The ordinance will go into effect on July 1, 2016 ($8.10 in 2016; $9.25 in 2017; and $10.10 in 2018).
Unlike previous draft proposals, this ordinance does not include provisions to increase hourly wages for tipped worker or to tie future wage increases to the Consumer Price Index.
Council members listened to business concerns and removed the particularly troubling CPI provision because of the lack of wage certainty this creates especially during recessionary time periods.
By raising the local minimum wage to $10.10 per hour, Lexington will have the highest minimum wage of any of our border-states or competitor cities - including Louisville which recently passed an increase to $9 per hour.
The Kentucky Supreme Court is currently considering a lawsuit filed against Louisville Metro Government challenging a similar ordinance. Questions remain about whether or not local governments have the authority to enact local wage mandates since wage laws already exists at the state level. It is unclear at this time when a decision will be made but the hope is before July 2016.
Commerce Lexington Inc. has had a long-standing position of opposing local wage mandates that exceed state or federal guidelines because of the competitive disadvantage it would place on Lexington’s economy and ability to create jobs. With relatively little existing research on local minimum wages, even some poverty experts are wary of this approach.
With an estimated price tag of $92 million annually on businesses, our organization asked the Council not to act on the proposed ordinance before studying all the intended and unintended consequences of the proposal. Commerce Lexington Inc. recommended a focused study that would better clarify who would be impacted and how, and whether more effective ways exist to lift working citizens out of poverty.
Some of our concerns included:
- Competitive disadvantages for local businesses.
- An estimated 2,200 jobs lost, and reduced workers hours - particularly among the lowest-skilled employees.
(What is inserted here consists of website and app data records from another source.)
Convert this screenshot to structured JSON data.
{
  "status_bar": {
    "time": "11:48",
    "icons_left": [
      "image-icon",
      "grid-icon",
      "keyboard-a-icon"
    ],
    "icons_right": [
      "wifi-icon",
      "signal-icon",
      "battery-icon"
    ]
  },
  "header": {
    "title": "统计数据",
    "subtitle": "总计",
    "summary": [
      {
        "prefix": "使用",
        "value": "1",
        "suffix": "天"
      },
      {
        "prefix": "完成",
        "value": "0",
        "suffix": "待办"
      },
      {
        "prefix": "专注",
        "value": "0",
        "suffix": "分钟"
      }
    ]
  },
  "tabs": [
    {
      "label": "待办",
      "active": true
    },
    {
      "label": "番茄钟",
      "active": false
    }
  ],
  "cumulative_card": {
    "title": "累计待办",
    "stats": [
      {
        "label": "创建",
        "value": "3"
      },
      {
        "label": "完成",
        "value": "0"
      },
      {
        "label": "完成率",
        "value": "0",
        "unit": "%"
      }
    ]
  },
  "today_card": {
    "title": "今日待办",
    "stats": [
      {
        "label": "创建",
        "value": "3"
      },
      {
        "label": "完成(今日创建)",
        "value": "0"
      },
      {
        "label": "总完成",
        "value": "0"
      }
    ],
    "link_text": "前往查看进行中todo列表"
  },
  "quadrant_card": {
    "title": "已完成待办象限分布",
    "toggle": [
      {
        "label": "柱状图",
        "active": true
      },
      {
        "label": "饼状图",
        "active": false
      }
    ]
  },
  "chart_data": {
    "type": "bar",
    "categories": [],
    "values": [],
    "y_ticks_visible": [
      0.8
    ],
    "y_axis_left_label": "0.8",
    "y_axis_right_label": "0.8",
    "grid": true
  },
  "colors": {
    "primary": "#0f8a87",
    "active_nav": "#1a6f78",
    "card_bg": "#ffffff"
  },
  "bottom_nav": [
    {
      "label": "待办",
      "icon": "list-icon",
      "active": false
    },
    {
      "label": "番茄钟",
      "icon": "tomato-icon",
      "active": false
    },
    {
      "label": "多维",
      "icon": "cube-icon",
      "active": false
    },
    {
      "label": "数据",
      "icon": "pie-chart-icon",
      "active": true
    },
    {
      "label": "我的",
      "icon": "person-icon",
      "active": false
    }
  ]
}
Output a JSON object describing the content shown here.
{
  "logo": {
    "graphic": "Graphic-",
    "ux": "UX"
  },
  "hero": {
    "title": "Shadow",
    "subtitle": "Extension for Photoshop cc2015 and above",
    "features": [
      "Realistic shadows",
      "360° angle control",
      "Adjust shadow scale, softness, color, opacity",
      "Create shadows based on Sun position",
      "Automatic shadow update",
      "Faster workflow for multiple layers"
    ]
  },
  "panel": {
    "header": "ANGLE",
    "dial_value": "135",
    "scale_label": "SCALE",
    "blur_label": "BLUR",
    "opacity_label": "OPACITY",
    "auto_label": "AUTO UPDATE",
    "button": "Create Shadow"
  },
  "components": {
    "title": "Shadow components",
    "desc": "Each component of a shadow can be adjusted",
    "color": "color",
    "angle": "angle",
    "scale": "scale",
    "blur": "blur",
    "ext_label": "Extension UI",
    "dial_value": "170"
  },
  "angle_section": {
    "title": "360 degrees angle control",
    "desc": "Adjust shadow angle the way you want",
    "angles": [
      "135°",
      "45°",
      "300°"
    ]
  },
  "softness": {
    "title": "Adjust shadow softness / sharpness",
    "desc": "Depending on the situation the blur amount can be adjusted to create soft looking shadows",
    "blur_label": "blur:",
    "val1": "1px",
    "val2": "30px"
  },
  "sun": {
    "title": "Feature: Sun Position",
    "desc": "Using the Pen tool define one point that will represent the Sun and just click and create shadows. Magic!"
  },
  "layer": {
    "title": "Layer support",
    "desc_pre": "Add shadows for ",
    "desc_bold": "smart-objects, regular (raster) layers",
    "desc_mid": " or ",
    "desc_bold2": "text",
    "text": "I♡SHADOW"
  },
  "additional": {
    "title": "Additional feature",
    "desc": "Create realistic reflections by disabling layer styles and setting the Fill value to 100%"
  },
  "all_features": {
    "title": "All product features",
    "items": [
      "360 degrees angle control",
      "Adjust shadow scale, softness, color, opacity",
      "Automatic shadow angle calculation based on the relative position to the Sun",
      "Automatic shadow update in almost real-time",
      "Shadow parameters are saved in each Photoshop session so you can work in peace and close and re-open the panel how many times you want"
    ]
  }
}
- Increased prices for goods and services, which will disproportionately impact low-income families.
Commerce Lexington Inc. also urged Council members to consider other policy alternatives – such as workforce and education training efforts – to help lift up low-income workers into careers with wages that will truly allow them to become homeowners, invest in post-secondary education, and save for retirement - without hurting local job providers and placing Lexington at a competitive disadvantage.
For example, several cities offer training for low-income workers that leads to community college or university credentials for jobs in growing sectors. These efforts align support services to aid with education navigation, housing, child-care, transportation and other barriers to employment to help workers achieve maximum wages.
We would like to thank the businesses and other organizations who took the time to communicate concerns to Council on this issue, and those Council members who supported the business community throughout the process.
Going forward, Commerce Lexington Inc. will continue to closely monitor the Supreme Court case, make recommendations for a future study of the impact of the local ordinance on businesses and workers, and continue to work with Council members to find alternative policy solutions that will help lift families out of poverty.
If you have questions or concerns about how this ordinance will impact your business, contact Andi Johnson at (859) 226-1614.